The Vilia is a 35mm camera produced between 1973 and 1986 by BelOMO, a former Soviet optical company based in Minsk, Belarus.
A simple and virtually fuss-free camera, the Vilia possesses an excellent high-contrast glass lens, a leaf-type shutter, plus multiple aperture and shutter speed settings that you can manually control. Aesthetically speaking, the Vilia’s design is somewhat similar to Smena Symbol. During its production, only around 2,000,000 units have been produced.
A lightweight and compact contender in the 35mm SLR division, the Contax Aria boasts a well-designed feature set and a crisp Zeiss lens that will be surely loved by collectors and film photography enthusiasts.
This article is dedicated to the multifaceted American photographer George Krause and to his series depicting funeral monuments realized between 1962 and 1963. I was able to know about this series thanks to an important essay on photography written by former Museum of Modern Art (MoMA) Director of Photography, John Szarkowski.

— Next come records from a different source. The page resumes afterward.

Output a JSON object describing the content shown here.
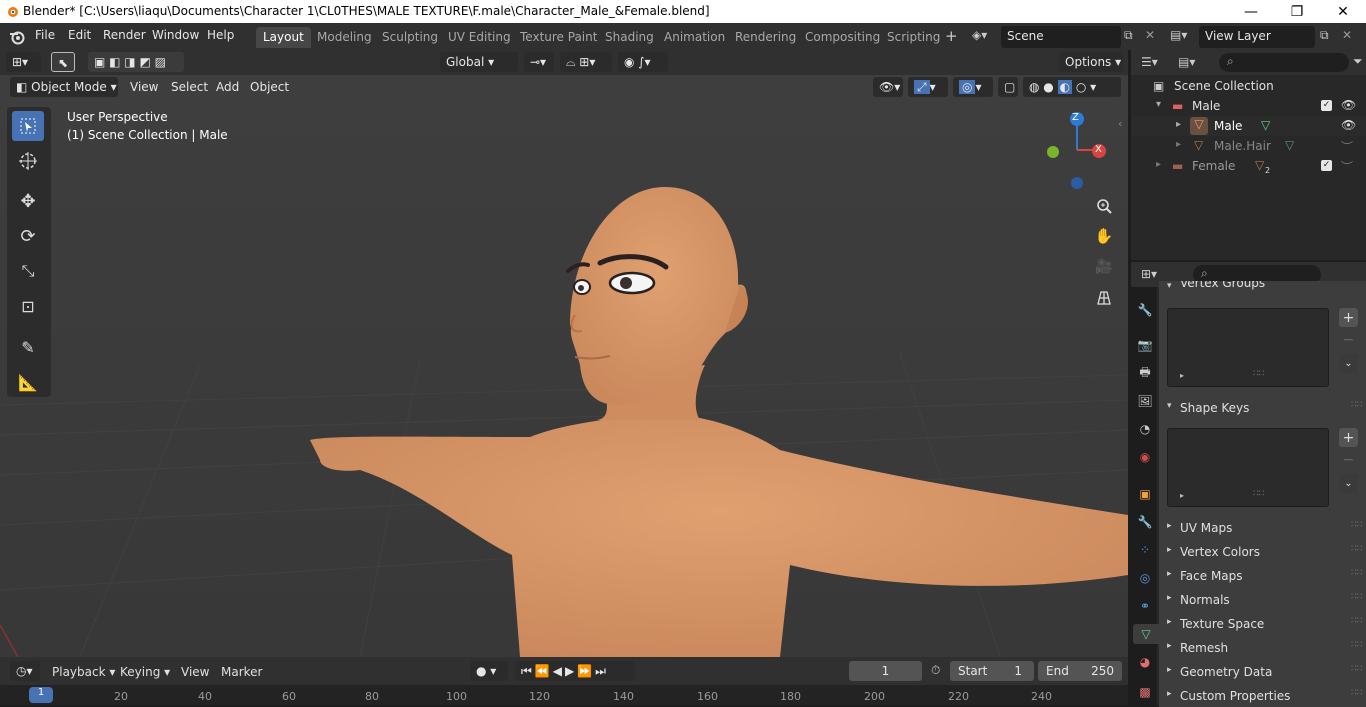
{
  "window": {
    "title": "Blender* [C:\\Users\\liaqu\\Documents\\Character 1\\CL0THES\\MALE TEXTURE\\F.male\\Character_Male_&Female.blend]",
    "minimize": "—",
    "maximize": "❐",
    "close": "✕"
  },
  "menu": [
    "File",
    "Edit",
    "Render",
    "Window",
    "Help"
  ],
  "workspaces": [
    "Layout",
    "Modeling",
    "Sculpting",
    "UV Editing",
    "Texture Paint",
    "Shading",
    "Animation",
    "Rendering",
    "Compositing",
    "Scripting"
  ],
  "active_workspace": "Layout",
  "scene": {
    "label": "Scene",
    "view_layer": "View Layer"
  },
  "tool_header": {
    "orientation": "Global",
    "options": "Options"
  },
  "viewport_header": {
    "mode": "Object Mode",
    "menus": [
      "View",
      "Select",
      "Add",
      "Object"
    ]
  },
  "viewport": {
    "perspective": "User Perspective",
    "collection": "(1) Scene Collection | Male",
    "gizmo_z": "Z",
    "gizmo_x": "X"
  },
  "outliner": {
    "root": "Scene Collection",
    "items": [
      {
        "label": "Male",
        "kind": "collection"
      },
      {
        "label": "Male",
        "kind": "mesh"
      },
      {
        "label": "Male.Hair",
        "kind": "mesh"
      },
      {
        "label": "Female",
        "kind": "collection",
        "badge": "2"
      }
    ]
  },
  "properties": {
    "sections": {
      "vertex_groups": "Vertex Groups",
      "shape_keys": "Shape Keys",
      "collapsed": [
        "UV Maps",
        "Vertex Colors",
        "Face Maps",
        "Normals",
        "Texture Space",
        "Remesh",
        "Geometry Data",
        "Custom Properties"
      ]
    }
  },
  "timeline": {
    "menus": [
      "Playback",
      "Keying",
      "View",
      "Marker"
    ],
    "current_frame": "1",
    "start_label": "Start",
    "start": "1",
    "end_label": "End",
    "end": "250",
    "ruler": [
      "1",
      "20",
      "40",
      "60",
      "80",
      "100",
      "120",
      "140",
      "160",
      "180",
      "200",
      "220",
      "240"
    ]
  },
  "colors": {
    "accent": "#4772b3",
    "skin": "#d99869",
    "panel": "#282828",
    "viewport": "#3d3d3d"
  }
}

For this tribute, I loaded my trusty Praktica camera with a roll of Ilford film and took a series of photos in the Monumental Cemetery in my city, Como. Take a look!

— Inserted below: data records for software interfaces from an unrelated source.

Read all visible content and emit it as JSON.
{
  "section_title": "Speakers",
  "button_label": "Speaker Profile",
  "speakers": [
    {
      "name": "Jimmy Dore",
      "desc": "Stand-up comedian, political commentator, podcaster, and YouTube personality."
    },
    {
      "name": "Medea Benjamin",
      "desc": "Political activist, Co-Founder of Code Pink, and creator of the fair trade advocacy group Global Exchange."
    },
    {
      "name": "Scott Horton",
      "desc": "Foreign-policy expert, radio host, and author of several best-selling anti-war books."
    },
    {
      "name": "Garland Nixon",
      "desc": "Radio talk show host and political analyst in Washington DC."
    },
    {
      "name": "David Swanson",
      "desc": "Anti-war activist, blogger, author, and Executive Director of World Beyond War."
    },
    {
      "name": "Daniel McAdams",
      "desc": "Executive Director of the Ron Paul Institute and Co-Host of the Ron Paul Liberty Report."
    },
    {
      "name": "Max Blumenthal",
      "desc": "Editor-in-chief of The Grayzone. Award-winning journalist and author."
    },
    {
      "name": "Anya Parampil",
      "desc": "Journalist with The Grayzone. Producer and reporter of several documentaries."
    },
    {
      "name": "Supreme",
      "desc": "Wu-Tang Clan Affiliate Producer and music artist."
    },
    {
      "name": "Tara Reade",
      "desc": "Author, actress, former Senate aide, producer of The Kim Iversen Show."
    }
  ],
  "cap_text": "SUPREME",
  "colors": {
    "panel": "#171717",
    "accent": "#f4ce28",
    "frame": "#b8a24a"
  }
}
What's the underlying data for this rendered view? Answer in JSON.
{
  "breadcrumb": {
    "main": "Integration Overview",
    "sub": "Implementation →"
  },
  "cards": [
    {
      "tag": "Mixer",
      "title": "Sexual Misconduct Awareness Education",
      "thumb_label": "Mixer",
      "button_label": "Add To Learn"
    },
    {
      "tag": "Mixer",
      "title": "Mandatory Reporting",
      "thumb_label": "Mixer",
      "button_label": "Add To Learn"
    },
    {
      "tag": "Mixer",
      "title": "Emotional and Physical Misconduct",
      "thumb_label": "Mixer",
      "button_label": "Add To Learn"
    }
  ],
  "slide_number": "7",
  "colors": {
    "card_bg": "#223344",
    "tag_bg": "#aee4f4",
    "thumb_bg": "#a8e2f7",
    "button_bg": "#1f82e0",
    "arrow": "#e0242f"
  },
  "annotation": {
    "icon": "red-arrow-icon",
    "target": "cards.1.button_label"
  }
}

Boasting tack-sharp images and dependability with its mechanical features, it’s no wonder that the Vivitar 35ES has quite a fan following. Learn more about this 35mm rangefinder in this installment of Lomopedia.
Wide-angle shooters will surely like this one. Made to be a disposable camera, the modification-ready Konica Wai Wai has made many film photography enthusiasts swoon with its distinctive wide-angle shooting and remarkable effects. Read on to find out more about this peculiar-looking camera in this installment of Lomopedia.

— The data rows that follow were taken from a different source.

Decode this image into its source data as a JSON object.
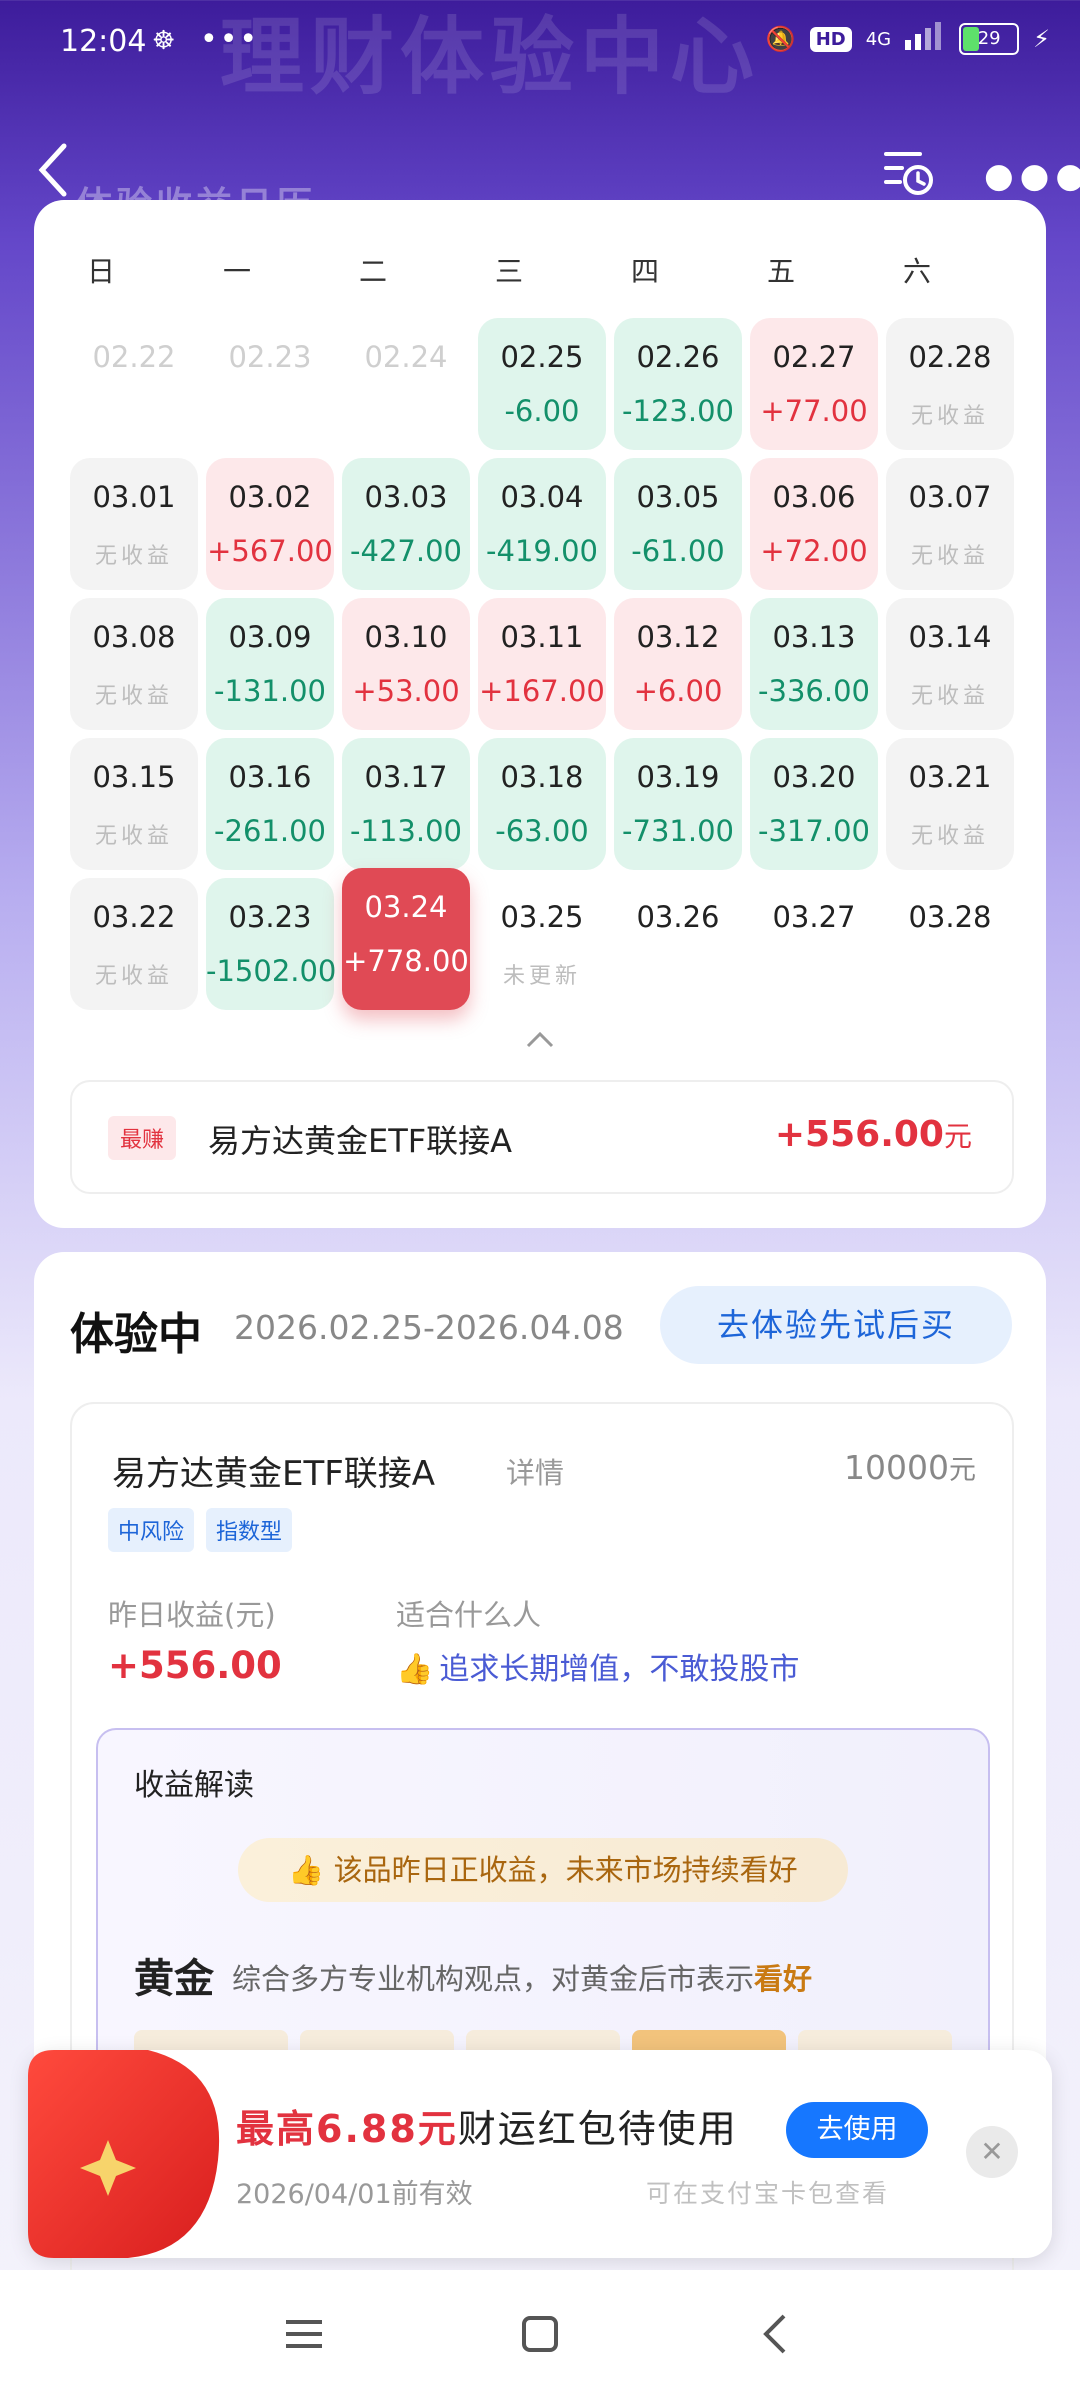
{
  "status_bar": {
    "time": "12:04",
    "dots": "•••",
    "hd": "HD",
    "network": "4G",
    "battery": "29"
  },
  "page": {
    "bg_title": "理财体验中心",
    "ghost_subtitle": "体验收益日历"
  },
  "calendar": {
    "weekdays": [
      "日",
      "一",
      "二",
      "三",
      "四",
      "五",
      "六"
    ],
    "days": [
      {
        "date": "02.22",
        "value": "",
        "state": "past"
      },
      {
        "date": "02.23",
        "value": "",
        "state": "past"
      },
      {
        "date": "02.24",
        "value": "",
        "state": "past"
      },
      {
        "date": "02.25",
        "value": "-6.00",
        "state": "neg"
      },
      {
        "date": "02.26",
        "value": "-123.00",
        "state": "neg"
      },
      {
        "date": "02.27",
        "value": "+77.00",
        "state": "pos"
      },
      {
        "date": "02.28",
        "value": "无收益",
        "state": "none"
      },
      {
        "date": "03.01",
        "value": "无收益",
        "state": "none"
      },
      {
        "date": "03.02",
        "value": "+567.00",
        "state": "pos"
      },
      {
        "date": "03.03",
        "value": "-427.00",
        "state": "neg"
      },
      {
        "date": "03.04",
        "value": "-419.00",
        "state": "neg"
      },
      {
        "date": "03.05",
        "value": "-61.00",
        "state": "neg"
      },
      {
        "date": "03.06",
        "value": "+72.00",
        "state": "pos"
      },
      {
        "date": "03.07",
        "value": "无收益",
        "state": "none"
      },
      {
        "date": "03.08",
        "value": "无收益",
        "state": "none"
      },
      {
        "date": "03.09",
        "value": "-131.00",
        "state": "neg"
      },
      {
        "date": "03.10",
        "value": "+53.00",
        "state": "pos"
      },
      {
        "date": "03.11",
        "value": "+167.00",
        "state": "pos"
      },
      {
        "date": "03.12",
        "value": "+6.00",
        "state": "pos"
      },
      {
        "date": "03.13",
        "value": "-336.00",
        "state": "neg"
      },
      {
        "date": "03.14",
        "value": "无收益",
        "state": "none"
      },
      {
        "date": "03.15",
        "value": "无收益",
        "state": "none"
      },
      {
        "date": "03.16",
        "value": "-261.00",
        "state": "neg"
      },
      {
        "date": "03.17",
        "value": "-113.00",
        "state": "neg"
      },
      {
        "date": "03.18",
        "value": "-63.00",
        "state": "neg"
      },
      {
        "date": "03.19",
        "value": "-731.00",
        "state": "neg"
      },
      {
        "date": "03.20",
        "value": "-317.00",
        "state": "neg"
      },
      {
        "date": "03.21",
        "value": "无收益",
        "state": "none"
      },
      {
        "date": "03.22",
        "value": "无收益",
        "state": "none"
      },
      {
        "date": "03.23",
        "value": "-1502.00",
        "state": "neg"
      },
      {
        "date": "03.24",
        "value": "+778.00",
        "state": "sel"
      },
      {
        "date": "03.25",
        "value": "未更新",
        "state": "pending"
      },
      {
        "date": "03.26",
        "value": "",
        "state": "blank"
      },
      {
        "date": "03.27",
        "value": "",
        "state": "blank"
      },
      {
        "date": "03.28",
        "value": "",
        "state": "blank"
      }
    ],
    "top_earner": {
      "tag": "最赚",
      "name": "易方达黄金ETF联接A",
      "value": "+556.00",
      "unit": "元"
    }
  },
  "experience": {
    "title": "体验中",
    "range": "2026.02.25-2026.04.08",
    "button": "去体验先试后买",
    "fund": {
      "name": "易方达黄金ETF联接A",
      "detail": "详情",
      "amount": "10000",
      "unit": "元",
      "tags": [
        "中风险",
        "指数型"
      ],
      "yesterday_label": "昨日收益(元)",
      "yesterday_value": "+556.00",
      "suitable_label": "适合什么人",
      "suitable_value": "追求长期增值，不敢投股市",
      "interpretation": {
        "title": "收益解读",
        "pill": "该品昨日正收益，未来市场持续看好",
        "asset": "黄金",
        "desc": "综合多方专业机构观点，对黄金后市表示",
        "desc_hl": "看好"
      }
    }
  },
  "red_packet": {
    "prefix": "最高",
    "amount": "6.88元",
    "suffix": "财运红包待使用",
    "button": "去使用",
    "valid": "2026/04/01前有效",
    "where": "可在支付宝卡包查看"
  },
  "colors": {
    "pos": "#e2323f",
    "neg": "#13906a",
    "brand": "#1677ff",
    "header": "#3d1c9b"
  }
}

This article is a tribute to Michael Williamson, who documented the living conditions of the sharecroppers of the cotton plantations of Alabama 50 years after the famous report by Walker Evans and James Agee. Williamson worked with the writer Dale Maharidge between 1986 and 1988. Read more after the jump!